…education is the single most important determinant of an individual’s potential to escape poverty in Haiti. The non-state sector has been crucial in making this progress despite formidable economic and political constraints. The Haitian state’s role in primary education is uniquely low from a global perspective. Of the world’s poorest countries, Haiti is the only one in which more than 50 percent of children are enrolled in non-state schools. The country has a total of 14,424 private schools and 1,240 public schools. Non-state schools therefore comprise 92 percent of all schools, the vast majority of which do not receive public subsidies. Some 82 percent of all primary and secondary school students attend private, fee-based schools…Public schools are mainly in urban areas.
The source document is here. People, how do you interpret those figures? I see a few possible takes:
1. Private sector education works well, because they are high returns to receiving it. The problem is on the demand side.
2. Private sector education doesn't work well, because it is prevalent and yet most of the country is not well-educated.
3. Haiti is a mess, in part, because education isn't much subsidized by the state.
4. Whatever causes a weak interest in publicly subsidized schooling also makes private education less than effective.
5. Private education doesn't work well at low levels of income, especially when educational expenditures compete against spending on survival.

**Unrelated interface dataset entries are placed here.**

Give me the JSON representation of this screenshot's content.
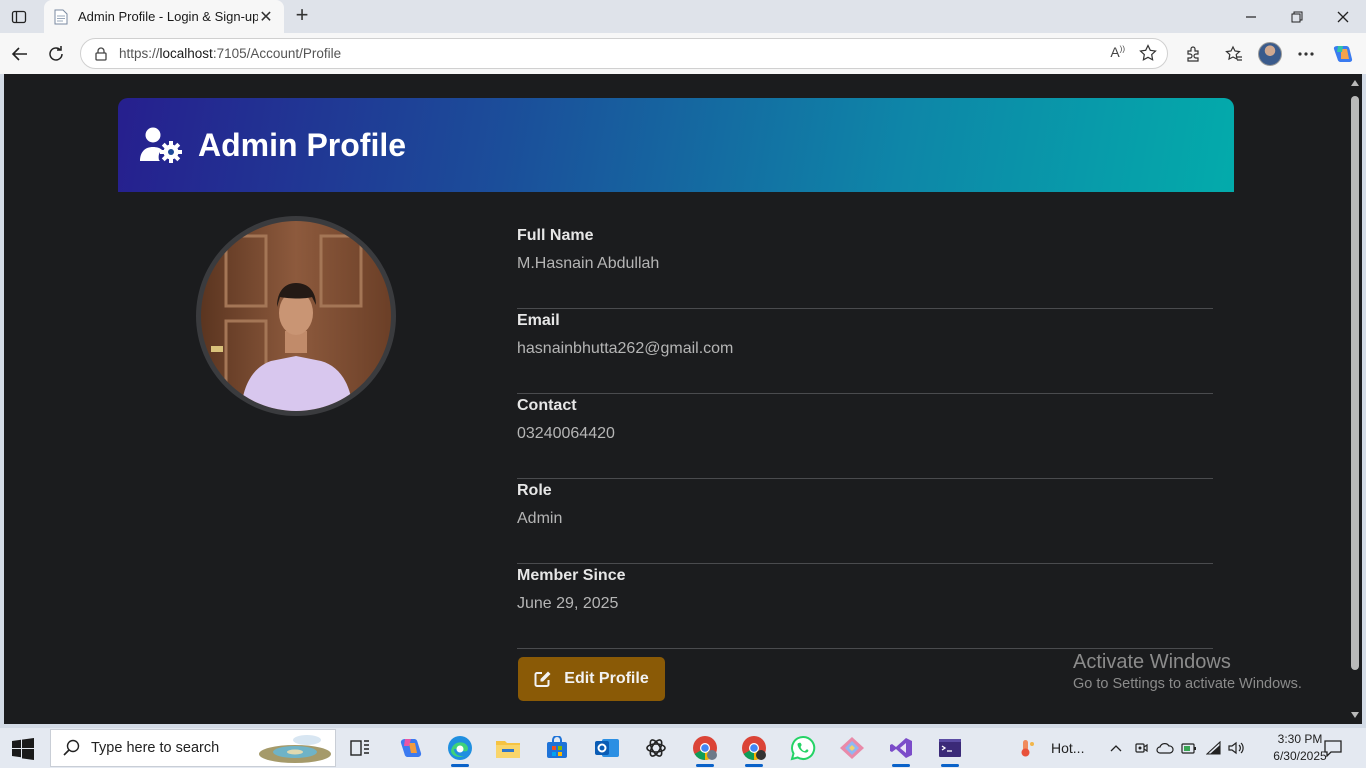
{
  "browser": {
    "tab_title": "Admin Profile - Login & Sign-up",
    "url_prefix": "https://",
    "url_host": "localhost",
    "url_rest": ":7105/Account/Profile"
  },
  "page": {
    "title": "Admin Profile",
    "fields": [
      {
        "label": "Full Name",
        "value": "M.Hasnain Abdullah"
      },
      {
        "label": "Email",
        "value": "hasnainbhutta262@gmail.com"
      },
      {
        "label": "Contact",
        "value": "03240064420"
      },
      {
        "label": "Role",
        "value": "Admin"
      },
      {
        "label": "Member Since",
        "value": "June 29, 2025"
      }
    ],
    "edit_button": "Edit Profile"
  },
  "watermark": {
    "line1": "Activate Windows",
    "line2": "Go to Settings to activate Windows."
  },
  "taskbar": {
    "search_placeholder": "Type here to search",
    "weather": "Hot...",
    "time": "3:30 PM",
    "date": "6/30/2025"
  },
  "colors": {
    "page_bg": "#1b1c1e",
    "header_start": "#261f8e",
    "header_end": "#03abab",
    "button": "#8a5a06"
  }
}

6. Private education maybe doesn't actually bring such high returns, once you adjust for unobserved heterogeneity.
What do you think?